We're gonna finish the C
major waltz section.
One, two, three.
Now there's a little trick, because
remember we're not using pedal in this
middle section and we're gonna put
the pedal in right after that.
So the trick is to pedal
after the note slightly.
Let me show you in slow
motion how that works.
We're going from a dry section, okay?
This is dry.
And we're going to put the pedal
beginning of this next measure.
So play the note first,
then put you pedal down, see that?
Change your pedal here.
By putting the pedal in
slightly after the chord,
we're replicating what we
do when we change the note.
If you're a good pedal changer,
you know that you lift your pedal and then
come down after you've played the note.
We're just replicating that,
but coming from a dry section.
Okay one more time slowly.
Watch the pedaling and
watch the transitions.
Take your hand off.
one more time just a little bit faster so
that you could hear this
in musical context.
Again watch how I pedal
after the dry spell, and
I pedal after I play the chord,
left is to play
the very end.
Right hand, we've just finished off
on a C, little bit of a rest and
you're right back in the same position so
don't move your hand around too much.
Third finger on B, and
then you play this G over here and
the left hand is on the bottom G.
And you move down to this double ledger
line G, so a lot of Gs here.
Open up to a two and a three and a five.
Okay, what we've just done is we've just
played these notes of a G
major chord one at a time.
We call that an arpeggio.
Don't worry about,
you're not gonna be quizzed for this, but
just be aware that we're playing
chords in different ways, melodically.
One more time let's just play this ending,

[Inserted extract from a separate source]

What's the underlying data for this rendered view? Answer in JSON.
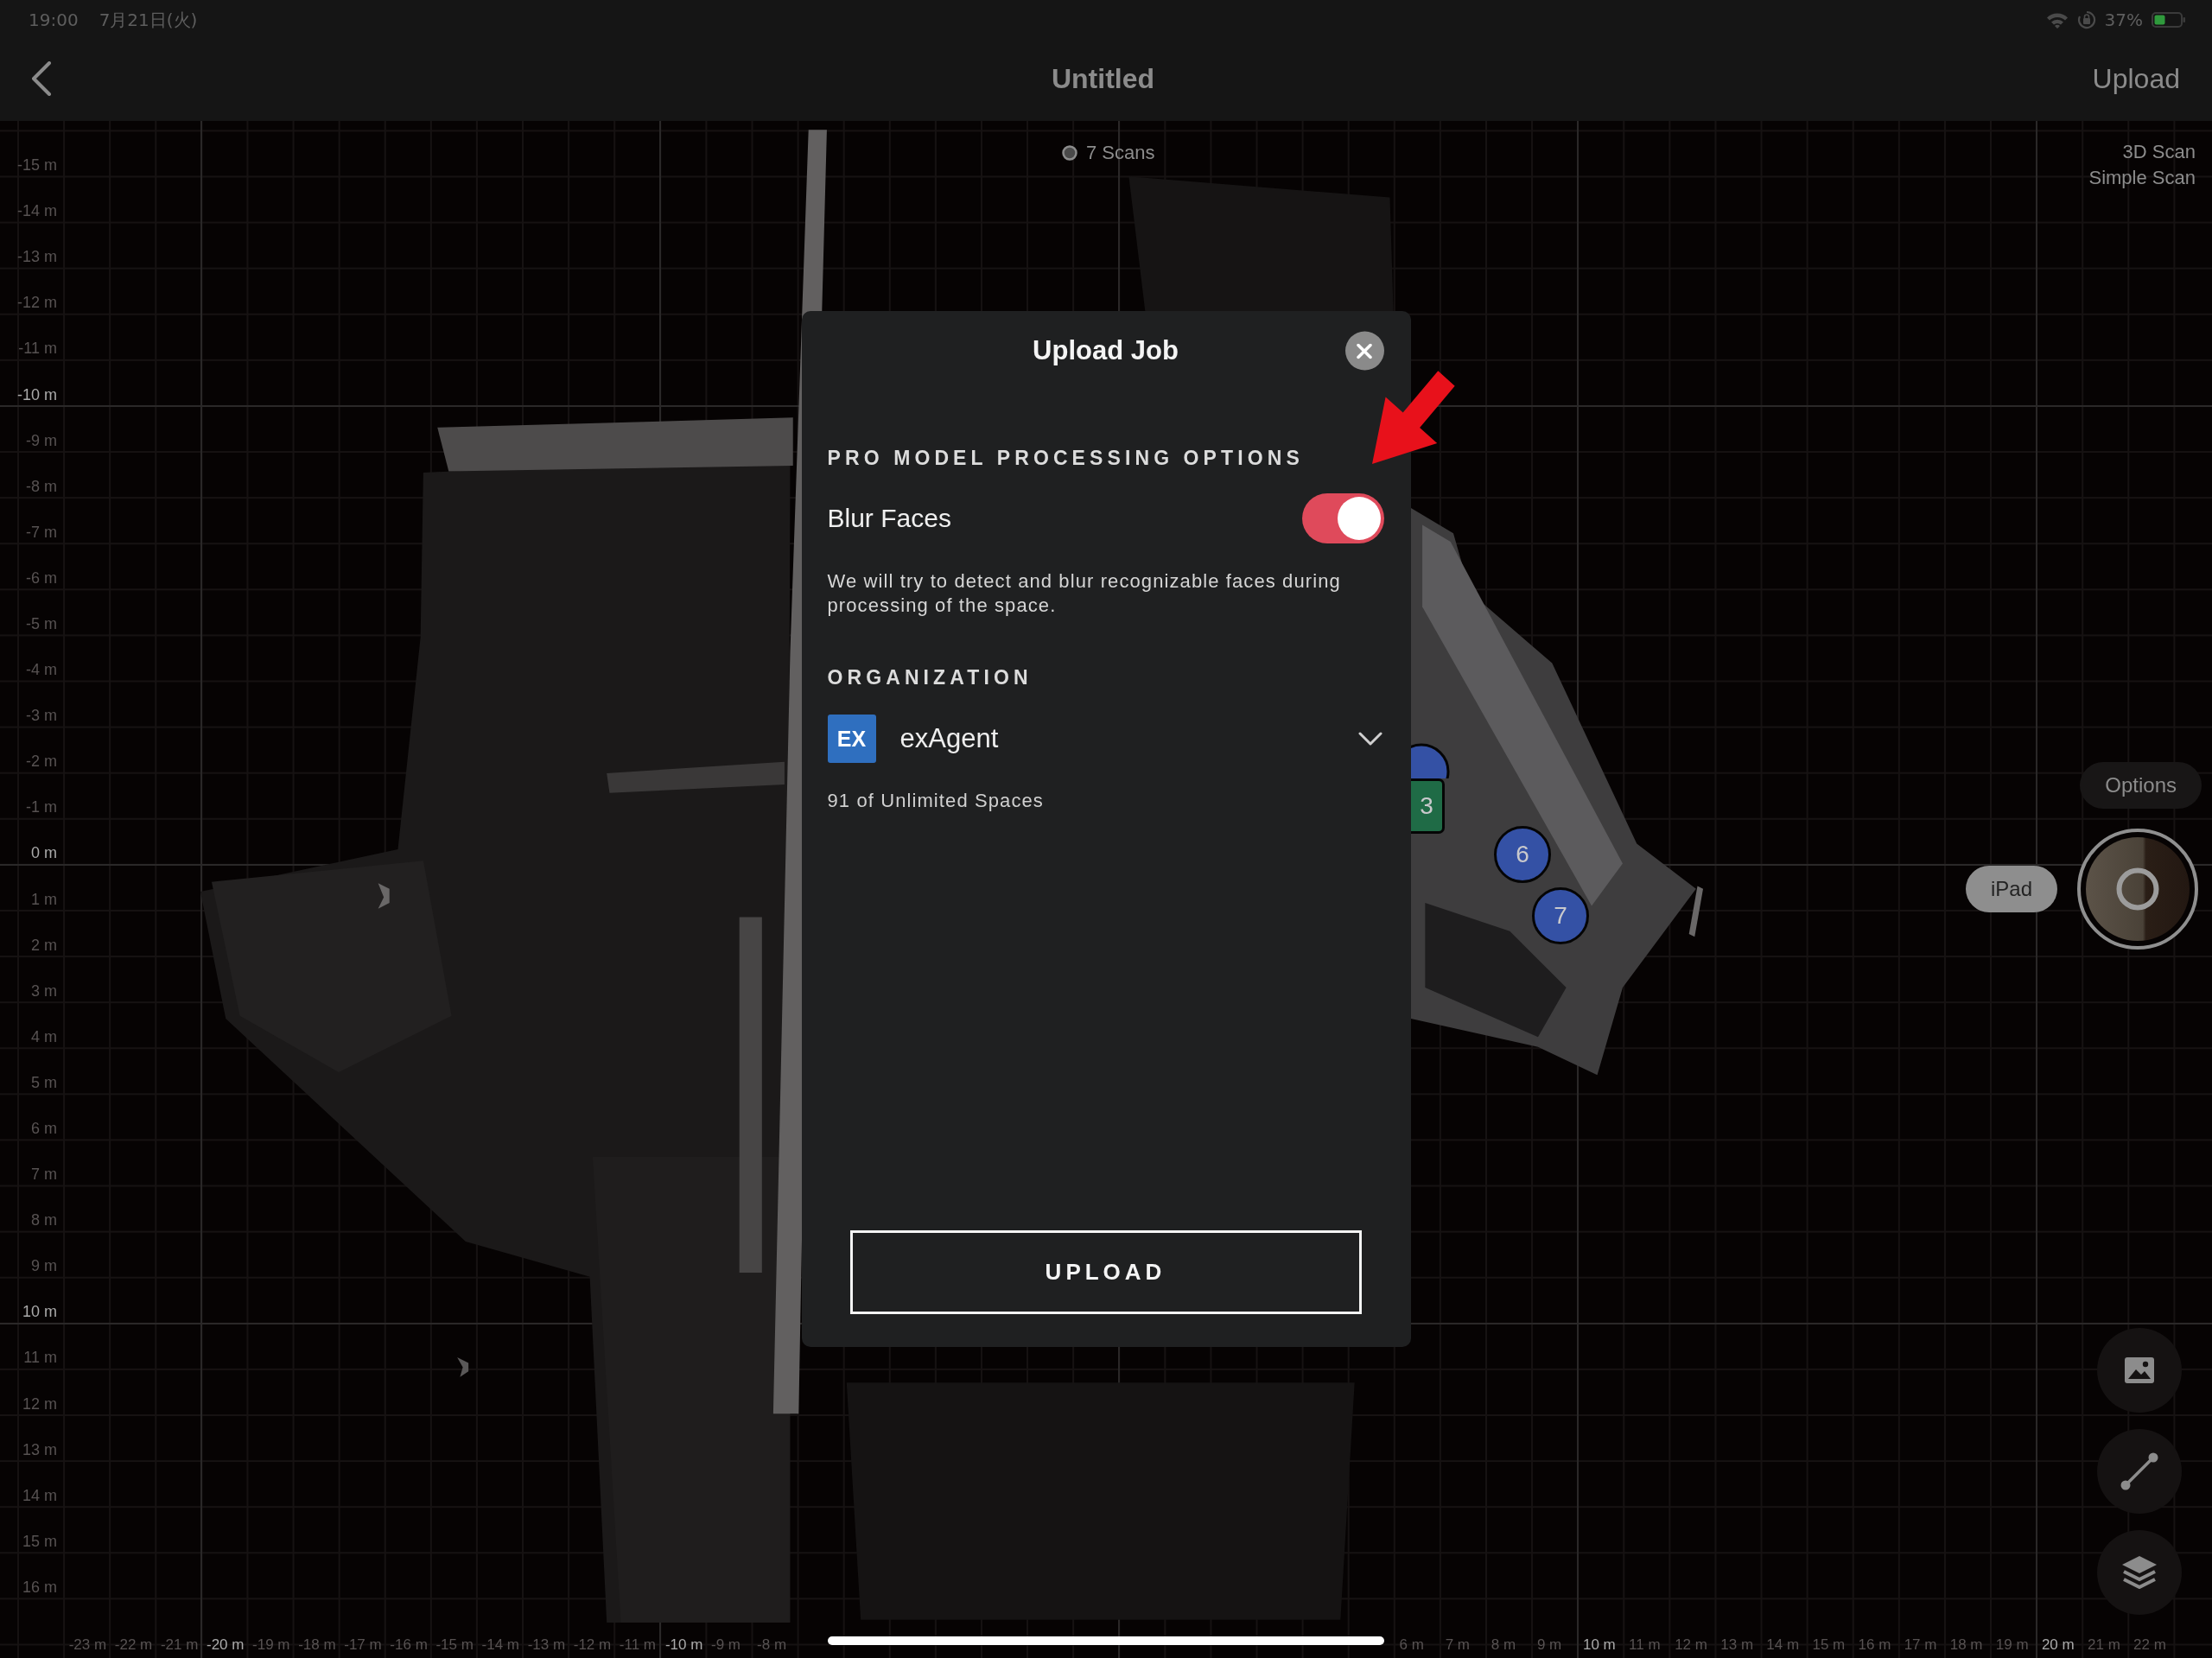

just the last four measures.
One, two, three, [SOUND] two, three.
Now, if you want,
you can add the pedal just for
that G major chord sequence at the end,
and this is what it would look like,

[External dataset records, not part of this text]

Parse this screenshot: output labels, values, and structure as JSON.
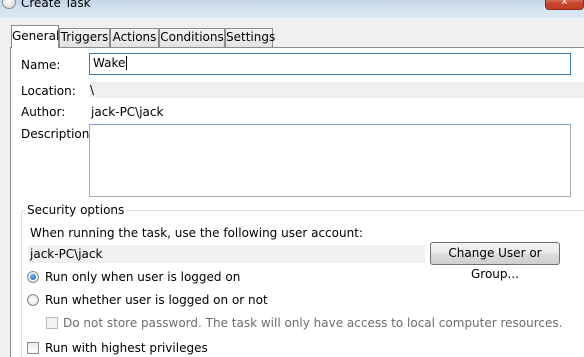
{
  "window": {
    "title": "Create Task",
    "close_glyph": "x",
    "title_icon": "task-clock-icon"
  },
  "tabs": [
    {
      "label": "General",
      "active": true
    },
    {
      "label": "Triggers",
      "active": false
    },
    {
      "label": "Actions",
      "active": false
    },
    {
      "label": "Conditions",
      "active": false
    },
    {
      "label": "Settings",
      "active": false
    }
  ],
  "general": {
    "name_label": "Name:",
    "name_value": "Wake",
    "location_label": "Location:",
    "location_value": "\\",
    "author_label": "Author:",
    "author_value": "jack-PC\\jack",
    "description_label": "Description:",
    "description_value": ""
  },
  "security": {
    "group_title": "Security options",
    "account_prompt": "When running the task, use the following user account:",
    "account_value": "jack-PC\\jack",
    "change_button": "Change User or Group...",
    "radio_logged_on": "Run only when user is logged on",
    "radio_logged_on_selected": true,
    "radio_whether": "Run whether user is logged on or not",
    "radio_whether_selected": false,
    "no_store_password": "Do not store password.  The task will only have access to local computer resources.",
    "no_store_password_checked": false,
    "highest_privileges": "Run with highest privileges",
    "highest_privileges_checked": false
  },
  "colors": {
    "selection_blue": "#1a5fb4",
    "focus_border": "#3d7bad"
  }
}
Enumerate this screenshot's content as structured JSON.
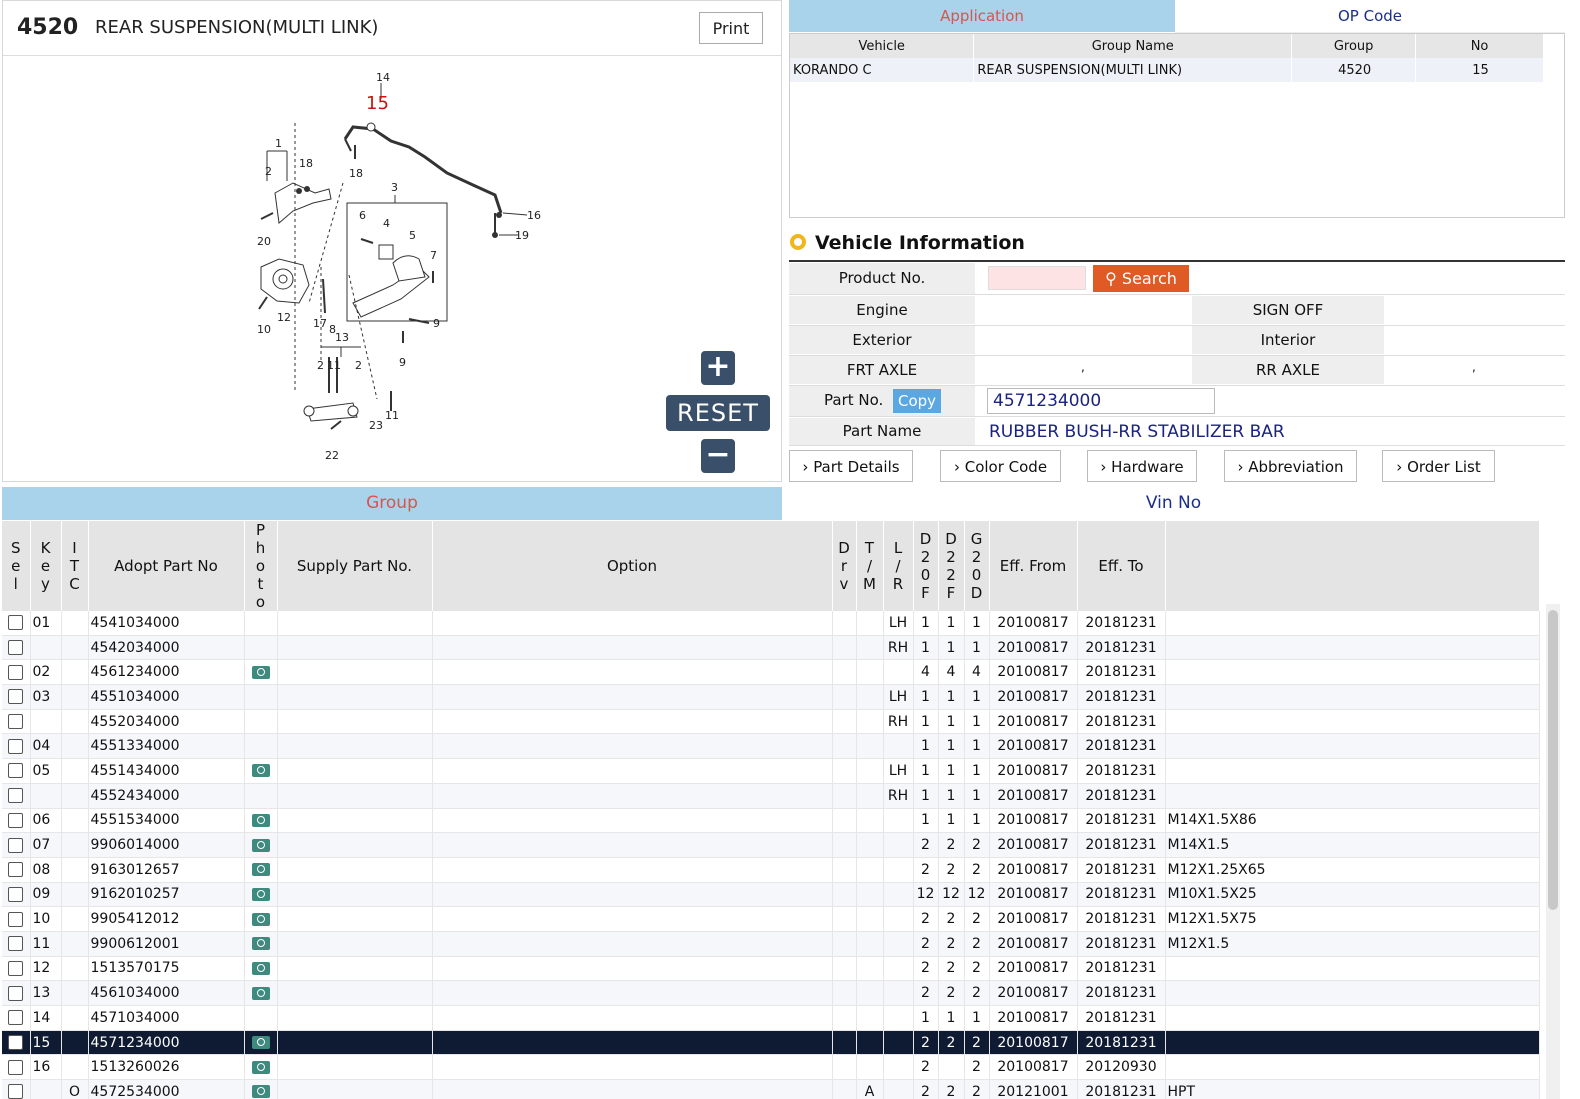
{
  "header": {
    "group_code": "4520",
    "group_title": "REAR SUSPENSION(MULTI LINK)",
    "print_label": "Print"
  },
  "diagram": {
    "highlight_label": "15",
    "callouts": [
      "14",
      "1",
      "2",
      "18",
      "18",
      "3",
      "6",
      "4",
      "5",
      "7",
      "20",
      "16",
      "19",
      "10",
      "12",
      "17",
      "8",
      "9",
      "9",
      "13",
      "2",
      "11",
      "2",
      "11",
      "23",
      "22"
    ],
    "reset_label": "RESET",
    "zoom_in_icon": "plus-icon",
    "zoom_out_icon": "minus-icon"
  },
  "application": {
    "tab_application": "Application",
    "tab_opcode": "OP Code",
    "columns": [
      "Vehicle",
      "Group Name",
      "Group",
      "No"
    ],
    "rows": [
      {
        "vehicle": "KORANDO C",
        "group_name": "REAR SUSPENSION(MULTI LINK)",
        "group": "4520",
        "no": "15"
      }
    ]
  },
  "vehicle_info": {
    "title": "Vehicle Information",
    "product_no_label": "Product No.",
    "product_no_value": "",
    "search_label": "Search",
    "engine_label": "Engine",
    "sign_off_label": "SIGN OFF",
    "exterior_label": "Exterior",
    "interior_label": "Interior",
    "frt_axle_label": "FRT AXLE",
    "frt_axle_value": ",",
    "rr_axle_label": "RR AXLE",
    "rr_axle_value": ",",
    "part_no_label": "Part No.",
    "copy_label": "Copy",
    "part_no_value": "4571234000",
    "part_name_label": "Part Name",
    "part_name_value": "RUBBER BUSH-RR STABILIZER BAR"
  },
  "actions": [
    "Part Details",
    "Color Code",
    "Hardware",
    "Abbreviation",
    "Order List"
  ],
  "bottom_tabs": {
    "group": "Group",
    "vin": "Vin No"
  },
  "grid": {
    "headers": {
      "sel": "Sel",
      "key": "Key",
      "itc": "ITC",
      "adopt": "Adopt Part No",
      "photo": "Photo",
      "supply": "Supply Part No.",
      "option": "Option",
      "drv": "Drv",
      "tm": "T/M",
      "lr": "L/R",
      "d20f": "D20F",
      "d22f": "D22F",
      "g20d": "G20D",
      "eff_from": "Eff. From",
      "eff_to": "Eff. To"
    },
    "rows": [
      {
        "key": "01",
        "itc": "",
        "adopt": "4541034000",
        "photo": false,
        "tm": "",
        "lr": "LH",
        "d20f": "1",
        "d22f": "1",
        "g20d": "1",
        "from": "20100817",
        "to": "20181231",
        "spec": ""
      },
      {
        "key": "",
        "itc": "",
        "adopt": "4542034000",
        "photo": false,
        "tm": "",
        "lr": "RH",
        "d20f": "1",
        "d22f": "1",
        "g20d": "1",
        "from": "20100817",
        "to": "20181231",
        "spec": ""
      },
      {
        "key": "02",
        "itc": "",
        "adopt": "4561234000",
        "photo": true,
        "tm": "",
        "lr": "",
        "d20f": "4",
        "d22f": "4",
        "g20d": "4",
        "from": "20100817",
        "to": "20181231",
        "spec": ""
      },
      {
        "key": "03",
        "itc": "",
        "adopt": "4551034000",
        "photo": false,
        "tm": "",
        "lr": "LH",
        "d20f": "1",
        "d22f": "1",
        "g20d": "1",
        "from": "20100817",
        "to": "20181231",
        "spec": ""
      },
      {
        "key": "",
        "itc": "",
        "adopt": "4552034000",
        "photo": false,
        "tm": "",
        "lr": "RH",
        "d20f": "1",
        "d22f": "1",
        "g20d": "1",
        "from": "20100817",
        "to": "20181231",
        "spec": ""
      },
      {
        "key": "04",
        "itc": "",
        "adopt": "4551334000",
        "photo": false,
        "tm": "",
        "lr": "",
        "d20f": "1",
        "d22f": "1",
        "g20d": "1",
        "from": "20100817",
        "to": "20181231",
        "spec": ""
      },
      {
        "key": "05",
        "itc": "",
        "adopt": "4551434000",
        "photo": true,
        "tm": "",
        "lr": "LH",
        "d20f": "1",
        "d22f": "1",
        "g20d": "1",
        "from": "20100817",
        "to": "20181231",
        "spec": ""
      },
      {
        "key": "",
        "itc": "",
        "adopt": "4552434000",
        "photo": false,
        "tm": "",
        "lr": "RH",
        "d20f": "1",
        "d22f": "1",
        "g20d": "1",
        "from": "20100817",
        "to": "20181231",
        "spec": ""
      },
      {
        "key": "06",
        "itc": "",
        "adopt": "4551534000",
        "photo": true,
        "tm": "",
        "lr": "",
        "d20f": "1",
        "d22f": "1",
        "g20d": "1",
        "from": "20100817",
        "to": "20181231",
        "spec": "M14X1.5X86"
      },
      {
        "key": "07",
        "itc": "",
        "adopt": "9906014000",
        "photo": true,
        "tm": "",
        "lr": "",
        "d20f": "2",
        "d22f": "2",
        "g20d": "2",
        "from": "20100817",
        "to": "20181231",
        "spec": "M14X1.5"
      },
      {
        "key": "08",
        "itc": "",
        "adopt": "9163012657",
        "photo": true,
        "tm": "",
        "lr": "",
        "d20f": "2",
        "d22f": "2",
        "g20d": "2",
        "from": "20100817",
        "to": "20181231",
        "spec": "M12X1.25X65"
      },
      {
        "key": "09",
        "itc": "",
        "adopt": "9162010257",
        "photo": true,
        "tm": "",
        "lr": "",
        "d20f": "12",
        "d22f": "12",
        "g20d": "12",
        "from": "20100817",
        "to": "20181231",
        "spec": "M10X1.5X25"
      },
      {
        "key": "10",
        "itc": "",
        "adopt": "9905412012",
        "photo": true,
        "tm": "",
        "lr": "",
        "d20f": "2",
        "d22f": "2",
        "g20d": "2",
        "from": "20100817",
        "to": "20181231",
        "spec": "M12X1.5X75"
      },
      {
        "key": "11",
        "itc": "",
        "adopt": "9900612001",
        "photo": true,
        "tm": "",
        "lr": "",
        "d20f": "2",
        "d22f": "2",
        "g20d": "2",
        "from": "20100817",
        "to": "20181231",
        "spec": "M12X1.5"
      },
      {
        "key": "12",
        "itc": "",
        "adopt": "1513570175",
        "photo": true,
        "tm": "",
        "lr": "",
        "d20f": "2",
        "d22f": "2",
        "g20d": "2",
        "from": "20100817",
        "to": "20181231",
        "spec": ""
      },
      {
        "key": "13",
        "itc": "",
        "adopt": "4561034000",
        "photo": true,
        "tm": "",
        "lr": "",
        "d20f": "2",
        "d22f": "2",
        "g20d": "2",
        "from": "20100817",
        "to": "20181231",
        "spec": ""
      },
      {
        "key": "14",
        "itc": "",
        "adopt": "4571034000",
        "photo": false,
        "tm": "",
        "lr": "",
        "d20f": "1",
        "d22f": "1",
        "g20d": "1",
        "from": "20100817",
        "to": "20181231",
        "spec": ""
      },
      {
        "key": "15",
        "itc": "",
        "adopt": "4571234000",
        "photo": true,
        "tm": "",
        "lr": "",
        "d20f": "2",
        "d22f": "2",
        "g20d": "2",
        "from": "20100817",
        "to": "20181231",
        "spec": "",
        "selected": true
      },
      {
        "key": "16",
        "itc": "",
        "adopt": "1513260026",
        "photo": true,
        "tm": "",
        "lr": "",
        "d20f": "2",
        "d22f": "",
        "g20d": "2",
        "from": "20100817",
        "to": "20120930",
        "spec": ""
      },
      {
        "key": "",
        "itc": "O",
        "adopt": "4572534000",
        "photo": true,
        "tm": "A",
        "lr": "",
        "d20f": "2",
        "d22f": "2",
        "g20d": "2",
        "from": "20121001",
        "to": "20181231",
        "spec": "HPT"
      }
    ]
  },
  "colors": {
    "tab_active": "#a9d3ea",
    "tab_active_text": "#d9534f",
    "search_button": "#e05a25",
    "copy_button": "#5aa7e2",
    "selected_row": "#0f1a33",
    "diagram_highlight": "#d01010"
  }
}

keeping in mind we're
gonna have this dry and
then we're gonna add the pedal after
the G major chord starts again.
So here we go.
One, two, three.

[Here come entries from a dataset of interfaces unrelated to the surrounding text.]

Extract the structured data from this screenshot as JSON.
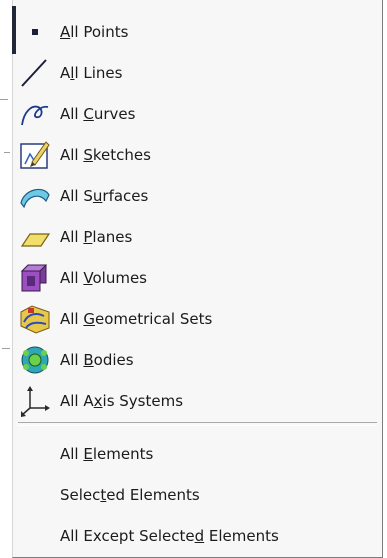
{
  "menu": {
    "items": [
      {
        "icon": "point-icon",
        "pre": "",
        "ul": "A",
        "post": "ll Points"
      },
      {
        "icon": "line-icon",
        "pre": "A",
        "ul": "l",
        "post": "l Lines"
      },
      {
        "icon": "curve-icon",
        "pre": "All ",
        "ul": "C",
        "post": "urves"
      },
      {
        "icon": "sketch-icon",
        "pre": "All ",
        "ul": "S",
        "post": "ketches"
      },
      {
        "icon": "surface-icon",
        "pre": "All S",
        "ul": "u",
        "post": "rfaces"
      },
      {
        "icon": "plane-icon",
        "pre": "All ",
        "ul": "P",
        "post": "lanes"
      },
      {
        "icon": "volume-icon",
        "pre": "All ",
        "ul": "V",
        "post": "olumes"
      },
      {
        "icon": "geometrical-set-icon",
        "pre": "All ",
        "ul": "G",
        "post": "eometrical Sets"
      },
      {
        "icon": "body-icon",
        "pre": "All ",
        "ul": "B",
        "post": "odies"
      },
      {
        "icon": "axis-system-icon",
        "pre": "All A",
        "ul": "x",
        "post": "is Systems"
      }
    ],
    "elements": [
      {
        "pre": "All ",
        "ul": "E",
        "post": "lements"
      },
      {
        "pre": "Selec",
        "ul": "t",
        "post": "ed Elements"
      },
      {
        "pre": "All Except Selecte",
        "ul": "d",
        "post": " Elements"
      }
    ]
  },
  "colors": {
    "menu_bg": "#f7f7f7",
    "text": "#1b1b1b",
    "accent_dark": "#22283a"
  }
}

Dry, two, three, pedal.
And you're gonna keep
the pedal down all the way.
just come off at the end
like that if you'd like.
You've gone all the way
through My Favorite Things.
I want to congratulate you.
if you've made it this far you've really
taken the equivalent of about four or
five years of piano lessons.
Many students really don't even get to
this stage of understanding chords and
harmonies the way that
we've actually discussed.
So you're at a tremendous advantage
at this point to understand
how chord positions work,
and even pedaling.
I have to say, as a student nobody
explained to me how to pedal.
They just simply said, do it.
And it took years, really,
literally years for
me to figure out all the little things
that I'm telling you right now.
So, I'm really excited.
What I'm especially excited
about is the fact that
since hopefully it's as clear to
you as I've tried to explain it.
I've had students come back to me with
feedback before and they say you make it
sound so simple, something that seems so
mysterious makes common sense.
And I think you're going to find
the same as you practice and
listen carefully to the way I explain
the pedaling, the release of the pedal,
the way we explain the harmonies.
You've got a huge advantage in the
information that I've given you with this
beautiful little piece,
so with that in mind,
I know we were a little
heavy on the theory.
But this is going to give you tremendous
advantages, not only for this piece but
for most of the songs to come.
And so, again, congratulations for
getting this far.
You really should be proud
of what you've done, and
I can't wait to hear your
performances of this.
So take your time.
Listen carefully to all the theoretical
knowledge that we've gone through
in this series of lessons.
And, I can't wait to hear you play it.